-- Supplied information --
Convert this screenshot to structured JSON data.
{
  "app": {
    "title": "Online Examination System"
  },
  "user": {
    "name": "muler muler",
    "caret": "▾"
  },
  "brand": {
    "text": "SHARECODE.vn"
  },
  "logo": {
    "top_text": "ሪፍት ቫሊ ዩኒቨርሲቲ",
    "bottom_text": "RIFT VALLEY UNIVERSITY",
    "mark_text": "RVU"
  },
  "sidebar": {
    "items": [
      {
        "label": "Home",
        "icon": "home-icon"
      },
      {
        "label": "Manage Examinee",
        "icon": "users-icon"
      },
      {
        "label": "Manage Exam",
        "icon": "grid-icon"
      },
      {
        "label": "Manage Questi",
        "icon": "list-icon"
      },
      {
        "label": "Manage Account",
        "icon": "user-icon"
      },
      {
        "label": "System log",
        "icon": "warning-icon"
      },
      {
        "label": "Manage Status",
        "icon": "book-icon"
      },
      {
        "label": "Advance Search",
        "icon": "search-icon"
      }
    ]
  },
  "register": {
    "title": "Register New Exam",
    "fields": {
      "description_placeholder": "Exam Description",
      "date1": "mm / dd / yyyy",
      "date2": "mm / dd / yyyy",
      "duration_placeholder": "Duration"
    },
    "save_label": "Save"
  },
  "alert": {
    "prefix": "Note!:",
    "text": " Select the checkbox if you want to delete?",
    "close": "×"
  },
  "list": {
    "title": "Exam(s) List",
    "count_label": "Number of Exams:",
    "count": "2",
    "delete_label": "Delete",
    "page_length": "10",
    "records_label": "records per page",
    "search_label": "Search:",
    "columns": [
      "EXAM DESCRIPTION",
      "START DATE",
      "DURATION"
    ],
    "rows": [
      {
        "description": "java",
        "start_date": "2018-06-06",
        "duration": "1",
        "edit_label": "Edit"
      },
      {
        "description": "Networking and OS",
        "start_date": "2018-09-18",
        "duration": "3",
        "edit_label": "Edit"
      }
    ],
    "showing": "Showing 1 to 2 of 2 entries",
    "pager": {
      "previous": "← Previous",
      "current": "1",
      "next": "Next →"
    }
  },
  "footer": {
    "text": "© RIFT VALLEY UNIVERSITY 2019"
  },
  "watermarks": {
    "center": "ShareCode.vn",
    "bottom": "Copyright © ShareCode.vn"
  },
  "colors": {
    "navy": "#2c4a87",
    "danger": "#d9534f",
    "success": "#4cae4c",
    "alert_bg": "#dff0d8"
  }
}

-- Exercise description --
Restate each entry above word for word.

-- Reply to the exercise --
Convert this screenshot to structured JSON data.
{
  "app": {
    "title": "Online Examination System"
  },
  "user": {
    "name": "muler muler",
    "caret": "▾"
  },
  "brand": {
    "text": "SHARECODE.vn"
  },
  "logo": {
    "top_text": "ሪፍት ቫሊ ዩኒቨርሲቲ",
    "bottom_text": "RIFT VALLEY UNIVERSITY",
    "mark_text": "RVU"
  },
  "sidebar": {
    "items": [
      {
        "label": "Home",
        "icon": "home-icon"
      },
      {
        "label": "Manage Examinee",
        "icon": "users-icon"
      },
      {
        "label": "Manage Exam",
        "icon": "grid-icon"
      },
      {
        "label": "Manage Questi",
        "icon": "list-icon"
      },
      {
        "label": "Manage Account",
        "icon": "user-icon"
      },
      {
        "label": "System log",
        "icon": "warning-icon"
      },
      {
        "label": "Manage Status",
        "icon": "book-icon"
      },
      {
        "label": "Advance Search",
        "icon": "search-icon"
      }
    ]
  },
  "register": {
    "title": "Register New Exam",
    "fields": {
      "description_placeholder": "Exam Description",
      "date1": "mm / dd / yyyy",
      "date2": "mm / dd / yyyy",
      "duration_placeholder": "Duration"
    },
    "save_label": "Save"
  },
  "alert": {
    "prefix": "Note!:",
    "text": " Select the checkbox if you want to delete?",
    "close": "×"
  },
  "list": {
    "title": "Exam(s) List",
    "count_label": "Number of Exams:",
    "count": "2",
    "delete_label": "Delete",
    "page_length": "10",
    "records_label": "records per page",
    "search_label": "Search:",
    "columns": [
      "EXAM DESCRIPTION",
      "START DATE",
      "DURATION"
    ],
    "rows": [
      {
        "description": "java",
        "start_date": "2018-06-06",
        "duration": "1",
        "edit_label": "Edit"
      },
      {
        "description": "Networking and OS",
        "start_date": "2018-09-18",
        "duration": "3",
        "edit_label": "Edit"
      }
    ],
    "showing": "Showing 1 to 2 of 2 entries",
    "pager": {
      "previous": "← Previous",
      "current": "1",
      "next": "Next →"
    }
  },
  "footer": {
    "text": "© RIFT VALLEY UNIVERSITY 2019"
  },
  "watermarks": {
    "center": "ShareCode.vn",
    "bottom": "Copyright © ShareCode.vn"
  },
  "colors": {
    "navy": "#2c4a87",
    "danger": "#d9534f",
    "success": "#4cae4c",
    "alert_bg": "#dff0d8"
  }
}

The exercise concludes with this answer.